Trump’s Trade War Causes No Growth In Germany’s Economy In Q2
Germany's already moribund economy is expected to post negative growth in the second quarter mainly on account of Trump's trade war with China. The certainty of this no growth scenario will also snap Germany's nine-year-long streaks of consecutive quarterly growth.
In consonance with this spate of dismaying news are confirmed reports German business morale fell to its lowest level since November 2014 in June, according to the Ifo Institute for Economic Research based in Munich.
Ifo is Germany's most influential economics research institute and is widely known for its monthly Ifo Business Climate Index for Germany.
It's business climate index for June fell for the third month in a row to 97.4 in June from 97.9 in May. That was below a consensus forecast for 97.2.
"The German economy is heading for the doldrums," said Ifo President Clemens Fuest.
He noted Germany's business climate in both the manufacturing and services sectors has worsened.
The Bundesbank, Germany's central bank, said expects the economy to contract slightly in the second quarter after growing just 0.4% from January and March. The federal government has halved its 2019 growth forecast to 0.5% after a GDP growth of 1.5% in 2018, the weakest rate of expansion in five years.
Ifo economist Klaus Wohlrabe said Trump's trade against China remains the main source of uncertainty for German businesses, which rely on exports to both mammoth countries for their continued growth. Wohlrabe doesn't see a recession but does see a slowdown. Other economic analysts agree.
In a note to investors, Christina Iacovides of Capital Economics said she expects the German economy to slow to little more than a crawl in the second quarter.
Another analyst, Carsten Brzeski of ING, said "fear of losing" is the best summary of the current state of Germany's businesses. Brzeski expects the services sector to continue driving growth in the broader economy.
Some economists now fear the recession in the manufacturing sector could spread to the services sector, which has been responsible for most of Germany's growth in these turbulent times.

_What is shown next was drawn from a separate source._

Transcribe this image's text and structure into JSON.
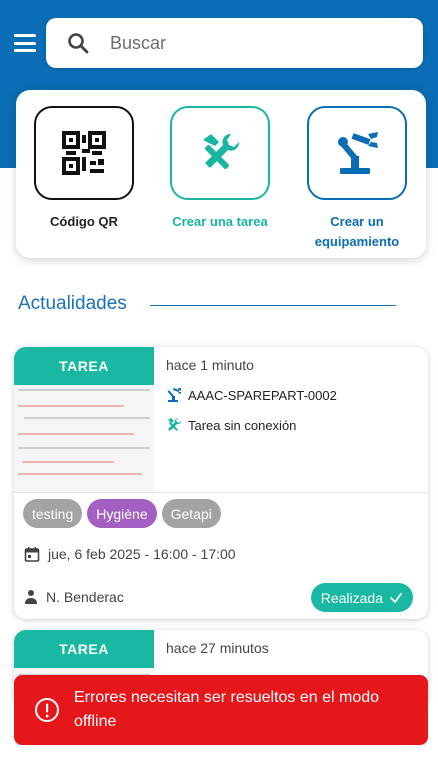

"A bottoming-out is in sight for German industry," said Brzeski. "The recent U-turn of the ECB towards more dovishness indicates that financing conditions for new domestic investments will remain favorable. However, let's be clear, a bottoming out is still far from being a strong rebound."
Instead of manufacturing, Germany's economy now relies on private consumption for growth, according to some analysts. This turn of events, however, will render the economy more vulnerable to rising wages and low-interest rates.